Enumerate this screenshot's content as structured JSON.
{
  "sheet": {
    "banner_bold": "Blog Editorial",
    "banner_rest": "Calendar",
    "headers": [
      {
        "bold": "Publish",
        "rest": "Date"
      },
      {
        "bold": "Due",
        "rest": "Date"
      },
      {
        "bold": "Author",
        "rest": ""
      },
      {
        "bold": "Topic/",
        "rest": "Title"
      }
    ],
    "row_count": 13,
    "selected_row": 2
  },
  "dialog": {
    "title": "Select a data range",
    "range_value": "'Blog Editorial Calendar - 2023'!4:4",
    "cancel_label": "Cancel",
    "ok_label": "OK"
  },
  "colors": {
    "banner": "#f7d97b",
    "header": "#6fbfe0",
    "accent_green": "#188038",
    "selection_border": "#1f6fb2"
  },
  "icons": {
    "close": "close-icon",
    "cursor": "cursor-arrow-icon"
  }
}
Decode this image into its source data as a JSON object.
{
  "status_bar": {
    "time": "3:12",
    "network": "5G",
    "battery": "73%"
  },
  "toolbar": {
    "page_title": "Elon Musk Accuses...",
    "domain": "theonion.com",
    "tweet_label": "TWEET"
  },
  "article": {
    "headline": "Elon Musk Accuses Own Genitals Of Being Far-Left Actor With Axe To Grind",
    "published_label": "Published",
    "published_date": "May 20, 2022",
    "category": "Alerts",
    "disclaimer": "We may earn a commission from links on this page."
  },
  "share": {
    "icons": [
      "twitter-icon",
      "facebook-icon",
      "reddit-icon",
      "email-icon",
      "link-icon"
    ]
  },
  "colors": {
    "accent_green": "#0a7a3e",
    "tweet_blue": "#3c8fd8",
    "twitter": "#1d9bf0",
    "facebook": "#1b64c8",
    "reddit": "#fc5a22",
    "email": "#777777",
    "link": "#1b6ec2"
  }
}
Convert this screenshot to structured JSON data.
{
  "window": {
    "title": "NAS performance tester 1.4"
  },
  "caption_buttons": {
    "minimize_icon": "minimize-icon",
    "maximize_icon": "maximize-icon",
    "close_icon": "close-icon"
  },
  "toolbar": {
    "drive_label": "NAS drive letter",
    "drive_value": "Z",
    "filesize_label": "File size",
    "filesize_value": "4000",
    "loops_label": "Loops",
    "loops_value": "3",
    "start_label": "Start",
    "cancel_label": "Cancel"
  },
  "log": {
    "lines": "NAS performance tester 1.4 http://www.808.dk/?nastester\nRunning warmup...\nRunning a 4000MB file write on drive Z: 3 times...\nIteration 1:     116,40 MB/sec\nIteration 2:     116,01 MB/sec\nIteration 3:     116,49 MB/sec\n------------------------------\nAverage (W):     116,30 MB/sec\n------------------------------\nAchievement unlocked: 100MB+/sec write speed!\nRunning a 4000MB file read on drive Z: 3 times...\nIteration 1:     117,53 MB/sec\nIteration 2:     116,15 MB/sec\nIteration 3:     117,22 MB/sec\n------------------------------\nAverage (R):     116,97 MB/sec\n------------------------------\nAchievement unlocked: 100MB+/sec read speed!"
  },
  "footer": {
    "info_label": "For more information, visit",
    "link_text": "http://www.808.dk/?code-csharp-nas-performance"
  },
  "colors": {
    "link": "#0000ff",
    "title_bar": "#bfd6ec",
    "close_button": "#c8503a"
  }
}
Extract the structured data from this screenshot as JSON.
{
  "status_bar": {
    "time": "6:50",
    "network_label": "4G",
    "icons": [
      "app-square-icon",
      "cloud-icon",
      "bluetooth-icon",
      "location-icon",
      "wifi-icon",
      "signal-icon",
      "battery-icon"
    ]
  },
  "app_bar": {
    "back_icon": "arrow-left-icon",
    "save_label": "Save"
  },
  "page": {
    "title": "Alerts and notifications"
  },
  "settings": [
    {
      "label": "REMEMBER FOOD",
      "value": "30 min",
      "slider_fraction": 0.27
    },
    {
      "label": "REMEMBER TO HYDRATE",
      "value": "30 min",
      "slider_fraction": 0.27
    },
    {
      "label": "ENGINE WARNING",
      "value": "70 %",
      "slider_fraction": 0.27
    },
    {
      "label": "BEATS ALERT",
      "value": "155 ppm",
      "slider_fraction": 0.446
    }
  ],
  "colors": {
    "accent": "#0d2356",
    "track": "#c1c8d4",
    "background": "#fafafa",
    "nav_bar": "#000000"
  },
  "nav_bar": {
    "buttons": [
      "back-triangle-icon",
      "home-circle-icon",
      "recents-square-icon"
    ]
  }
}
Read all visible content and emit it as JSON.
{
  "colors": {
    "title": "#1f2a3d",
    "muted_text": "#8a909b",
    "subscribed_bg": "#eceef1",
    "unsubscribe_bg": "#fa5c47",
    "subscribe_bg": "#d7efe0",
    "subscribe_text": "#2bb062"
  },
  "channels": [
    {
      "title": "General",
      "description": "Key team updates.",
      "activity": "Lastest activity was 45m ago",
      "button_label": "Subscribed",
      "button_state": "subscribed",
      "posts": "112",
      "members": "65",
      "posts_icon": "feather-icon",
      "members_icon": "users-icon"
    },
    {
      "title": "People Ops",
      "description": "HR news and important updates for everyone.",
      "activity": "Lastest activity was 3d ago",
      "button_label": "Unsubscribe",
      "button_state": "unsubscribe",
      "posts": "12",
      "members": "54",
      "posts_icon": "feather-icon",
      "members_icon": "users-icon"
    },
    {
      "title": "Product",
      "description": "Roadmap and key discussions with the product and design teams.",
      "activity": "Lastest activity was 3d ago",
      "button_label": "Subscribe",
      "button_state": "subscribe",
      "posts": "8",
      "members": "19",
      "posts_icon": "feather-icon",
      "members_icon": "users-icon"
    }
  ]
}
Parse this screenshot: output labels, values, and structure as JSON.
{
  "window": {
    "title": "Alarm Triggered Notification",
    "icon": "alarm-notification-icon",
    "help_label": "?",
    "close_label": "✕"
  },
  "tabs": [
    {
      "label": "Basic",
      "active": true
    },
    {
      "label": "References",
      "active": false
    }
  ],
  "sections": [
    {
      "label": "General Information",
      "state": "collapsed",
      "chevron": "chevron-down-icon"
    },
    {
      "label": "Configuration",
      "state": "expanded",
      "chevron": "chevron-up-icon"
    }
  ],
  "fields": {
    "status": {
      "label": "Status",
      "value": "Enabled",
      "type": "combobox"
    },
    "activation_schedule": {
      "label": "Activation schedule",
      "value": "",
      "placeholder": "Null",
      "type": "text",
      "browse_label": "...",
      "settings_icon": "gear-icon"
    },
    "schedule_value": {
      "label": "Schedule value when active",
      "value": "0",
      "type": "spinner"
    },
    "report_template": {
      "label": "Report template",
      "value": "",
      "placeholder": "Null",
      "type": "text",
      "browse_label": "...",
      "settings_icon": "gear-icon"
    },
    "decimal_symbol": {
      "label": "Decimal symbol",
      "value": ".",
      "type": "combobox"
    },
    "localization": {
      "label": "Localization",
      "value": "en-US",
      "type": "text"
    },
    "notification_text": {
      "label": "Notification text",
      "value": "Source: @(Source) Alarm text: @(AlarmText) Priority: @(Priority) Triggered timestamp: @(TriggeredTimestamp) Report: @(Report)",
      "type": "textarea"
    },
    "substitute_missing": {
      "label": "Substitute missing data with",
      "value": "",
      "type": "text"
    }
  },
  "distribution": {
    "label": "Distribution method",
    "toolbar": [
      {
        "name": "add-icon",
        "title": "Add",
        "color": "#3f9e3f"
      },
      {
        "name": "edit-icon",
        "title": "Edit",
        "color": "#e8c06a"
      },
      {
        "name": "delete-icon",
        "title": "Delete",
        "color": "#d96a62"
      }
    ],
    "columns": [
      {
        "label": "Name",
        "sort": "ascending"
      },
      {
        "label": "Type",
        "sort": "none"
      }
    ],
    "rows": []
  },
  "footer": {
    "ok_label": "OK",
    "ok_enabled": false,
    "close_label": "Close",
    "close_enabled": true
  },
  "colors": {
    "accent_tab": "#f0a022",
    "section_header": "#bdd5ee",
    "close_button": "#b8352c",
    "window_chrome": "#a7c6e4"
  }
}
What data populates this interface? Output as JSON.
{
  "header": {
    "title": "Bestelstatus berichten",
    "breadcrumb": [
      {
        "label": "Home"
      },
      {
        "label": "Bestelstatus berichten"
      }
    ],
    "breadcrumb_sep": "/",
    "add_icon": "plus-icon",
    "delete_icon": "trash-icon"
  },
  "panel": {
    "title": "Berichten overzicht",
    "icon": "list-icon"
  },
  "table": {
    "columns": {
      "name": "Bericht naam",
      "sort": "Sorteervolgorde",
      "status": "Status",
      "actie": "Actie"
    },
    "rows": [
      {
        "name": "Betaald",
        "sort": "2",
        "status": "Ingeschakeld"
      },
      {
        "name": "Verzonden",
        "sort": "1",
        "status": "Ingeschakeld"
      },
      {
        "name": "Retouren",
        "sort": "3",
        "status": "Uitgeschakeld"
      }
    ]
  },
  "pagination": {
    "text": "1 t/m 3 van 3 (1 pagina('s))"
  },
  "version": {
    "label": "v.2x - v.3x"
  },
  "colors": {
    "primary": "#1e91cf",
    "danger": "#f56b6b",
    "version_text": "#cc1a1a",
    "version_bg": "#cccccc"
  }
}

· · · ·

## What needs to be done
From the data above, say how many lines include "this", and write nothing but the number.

## Answer area
7